[Opening Data for analysis section]
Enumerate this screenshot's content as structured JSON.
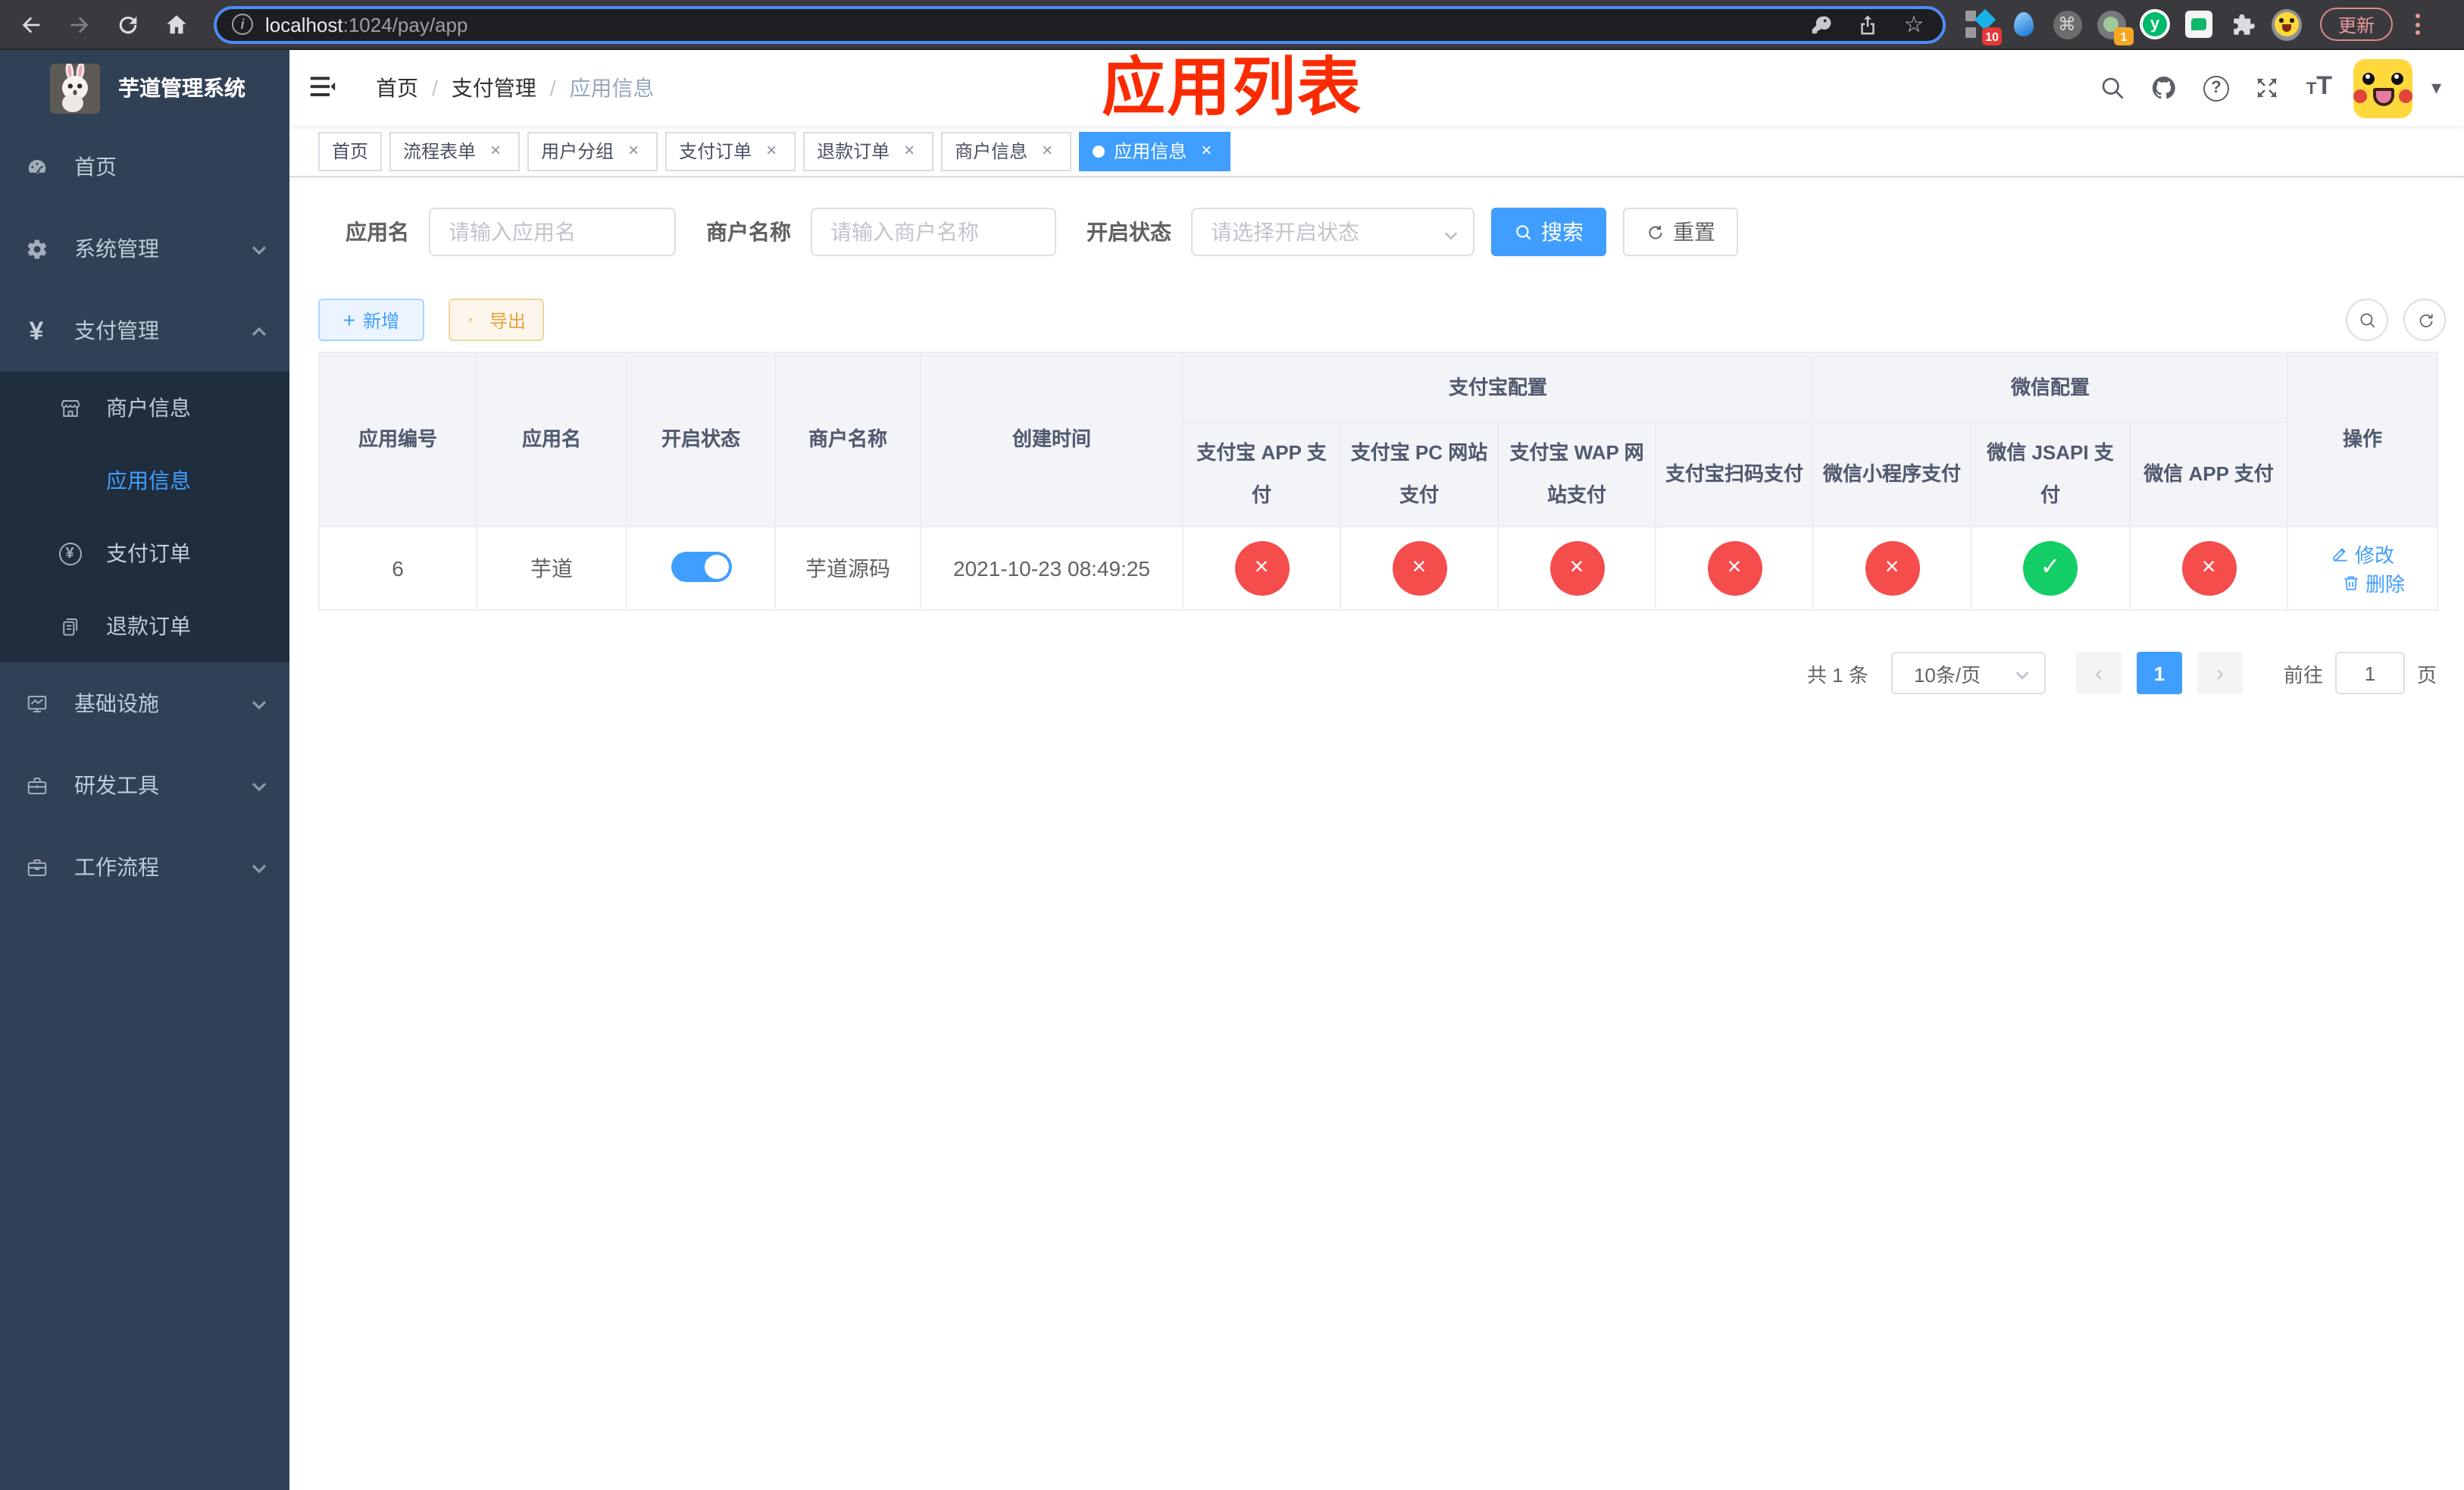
{
  "browser": {
    "url_host": "localhost",
    "url_path": ":1024/pay/app",
    "update_label": "更新",
    "extensions": {
      "tampermonkey_badge": "10",
      "recorder_badge": "1",
      "yuque_letter": "y"
    }
  },
  "icons": {
    "check": "✓",
    "cross": "×",
    "star": "☆",
    "command": "⌘",
    "prev": "‹",
    "next": "›",
    "plus": "+",
    "caret_down": "▾",
    "question": "?",
    "info": "i",
    "slash": "/",
    "text_small": "T",
    "text_big": "T"
  },
  "app": {
    "title": "芋道管理系统",
    "annotation": "应用列表"
  },
  "sidebar": {
    "items": [
      {
        "label": "首页"
      },
      {
        "label": "系统管理"
      },
      {
        "label": "支付管理"
      },
      {
        "label": "商户信息"
      },
      {
        "label": "应用信息"
      },
      {
        "label": "支付订单"
      },
      {
        "label": "退款订单"
      },
      {
        "label": "基础设施"
      },
      {
        "label": "研发工具"
      },
      {
        "label": "工作流程"
      }
    ]
  },
  "breadcrumb": {
    "items": [
      {
        "label": "首页"
      },
      {
        "label": "支付管理"
      },
      {
        "label": "应用信息"
      }
    ]
  },
  "tabs": [
    {
      "label": "首页",
      "closable": false,
      "active": false
    },
    {
      "label": "流程表单",
      "closable": true,
      "active": false
    },
    {
      "label": "用户分组",
      "closable": true,
      "active": false
    },
    {
      "label": "支付订单",
      "closable": true,
      "active": false
    },
    {
      "label": "退款订单",
      "closable": true,
      "active": false
    },
    {
      "label": "商户信息",
      "closable": true,
      "active": false
    },
    {
      "label": "应用信息",
      "closable": true,
      "active": true
    }
  ],
  "filters": {
    "app_name_label": "应用名",
    "app_name_placeholder": "请输入应用名",
    "app_name_value": "",
    "merchant_label": "商户名称",
    "merchant_placeholder": "请输入商户名称",
    "merchant_value": "",
    "status_label": "开启状态",
    "status_placeholder": "请选择开启状态",
    "search_label": "搜索",
    "reset_label": "重置"
  },
  "toolbar": {
    "add_label": "新增",
    "export_label": "导出"
  },
  "table": {
    "header": {
      "col_id": "应用编号",
      "col_name": "应用名",
      "col_status": "开启状态",
      "col_merchant": "商户名称",
      "col_created": "创建时间",
      "group_alipay": "支付宝配置",
      "group_wechat": "微信配置",
      "col_alipay_app": "支付宝 APP 支付",
      "col_alipay_pc": "支付宝 PC 网站支付",
      "col_alipay_wap": "支付宝 WAP 网站支付",
      "col_alipay_qr": "支付宝扫码支付",
      "col_wx_lite": "微信小程序支付",
      "col_wx_jsapi": "微信 JSAPI 支付",
      "col_wx_app": "微信 APP 支付",
      "col_actions": "操作"
    },
    "rows": [
      {
        "id": "6",
        "name": "芋道",
        "enabled": true,
        "merchant": "芋道源码",
        "created_at": "2021-10-23 08:49:25",
        "channels": [
          false,
          false,
          false,
          false,
          false,
          true,
          false
        ],
        "edit_label": "修改",
        "delete_label": "删除"
      }
    ]
  },
  "pagination": {
    "total_label": "共 1 条",
    "page_size": "10条/页",
    "current_page": "1",
    "goto_label": "前往",
    "goto_value": "1",
    "unit_label": "页"
  },
  "colors": {
    "accent": "#409eff",
    "success": "#13ce66",
    "danger": "#f54c4c",
    "warning": "#e6a23c",
    "sidebar_bg": "#304156",
    "submenu_bg": "#1f2d3d",
    "annotation_red": "#fb2b01"
  }
}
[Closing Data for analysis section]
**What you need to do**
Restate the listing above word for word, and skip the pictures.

**Exercise output**
Enumerate this screenshot's content as structured JSON.
{
  "browser": {
    "url_host": "localhost",
    "url_path": ":1024/pay/app",
    "update_label": "更新",
    "extensions": {
      "tampermonkey_badge": "10",
      "recorder_badge": "1",
      "yuque_letter": "y"
    }
  },
  "icons": {
    "check": "✓",
    "cross": "×",
    "star": "☆",
    "command": "⌘",
    "prev": "‹",
    "next": "›",
    "plus": "+",
    "caret_down": "▾",
    "question": "?",
    "info": "i",
    "slash": "/",
    "text_small": "T",
    "text_big": "T"
  },
  "app": {
    "title": "芋道管理系统",
    "annotation": "应用列表"
  },
  "sidebar": {
    "items": [
      {
        "label": "首页"
      },
      {
        "label": "系统管理"
      },
      {
        "label": "支付管理"
      },
      {
        "label": "商户信息"
      },
      {
        "label": "应用信息"
      },
      {
        "label": "支付订单"
      },
      {
        "label": "退款订单"
      },
      {
        "label": "基础设施"
      },
      {
        "label": "研发工具"
      },
      {
        "label": "工作流程"
      }
    ]
  },
  "breadcrumb": {
    "items": [
      {
        "label": "首页"
      },
      {
        "label": "支付管理"
      },
      {
        "label": "应用信息"
      }
    ]
  },
  "tabs": [
    {
      "label": "首页",
      "closable": false,
      "active": false
    },
    {
      "label": "流程表单",
      "closable": true,
      "active": false
    },
    {
      "label": "用户分组",
      "closable": true,
      "active": false
    },
    {
      "label": "支付订单",
      "closable": true,
      "active": false
    },
    {
      "label": "退款订单",
      "closable": true,
      "active": false
    },
    {
      "label": "商户信息",
      "closable": true,
      "active": false
    },
    {
      "label": "应用信息",
      "closable": true,
      "active": true
    }
  ],
  "filters": {
    "app_name_label": "应用名",
    "app_name_placeholder": "请输入应用名",
    "app_name_value": "",
    "merchant_label": "商户名称",
    "merchant_placeholder": "请输入商户名称",
    "merchant_value": "",
    "status_label": "开启状态",
    "status_placeholder": "请选择开启状态",
    "search_label": "搜索",
    "reset_label": "重置"
  },
  "toolbar": {
    "add_label": "新增",
    "export_label": "导出"
  },
  "table": {
    "header": {
      "col_id": "应用编号",
      "col_name": "应用名",
      "col_status": "开启状态",
      "col_merchant": "商户名称",
      "col_created": "创建时间",
      "group_alipay": "支付宝配置",
      "group_wechat": "微信配置",
      "col_alipay_app": "支付宝 APP 支付",
      "col_alipay_pc": "支付宝 PC 网站支付",
      "col_alipay_wap": "支付宝 WAP 网站支付",
      "col_alipay_qr": "支付宝扫码支付",
      "col_wx_lite": "微信小程序支付",
      "col_wx_jsapi": "微信 JSAPI 支付",
      "col_wx_app": "微信 APP 支付",
      "col_actions": "操作"
    },
    "rows": [
      {
        "id": "6",
        "name": "芋道",
        "enabled": true,
        "merchant": "芋道源码",
        "created_at": "2021-10-23 08:49:25",
        "channels": [
          false,
          false,
          false,
          false,
          false,
          true,
          false
        ],
        "edit_label": "修改",
        "delete_label": "删除"
      }
    ]
  },
  "pagination": {
    "total_label": "共 1 条",
    "page_size": "10条/页",
    "current_page": "1",
    "goto_label": "前往",
    "goto_value": "1",
    "unit_label": "页"
  },
  "colors": {
    "accent": "#409eff",
    "success": "#13ce66",
    "danger": "#f54c4c",
    "warning": "#e6a23c",
    "sidebar_bg": "#304156",
    "submenu_bg": "#1f2d3d",
    "annotation_red": "#fb2b01"
  }
}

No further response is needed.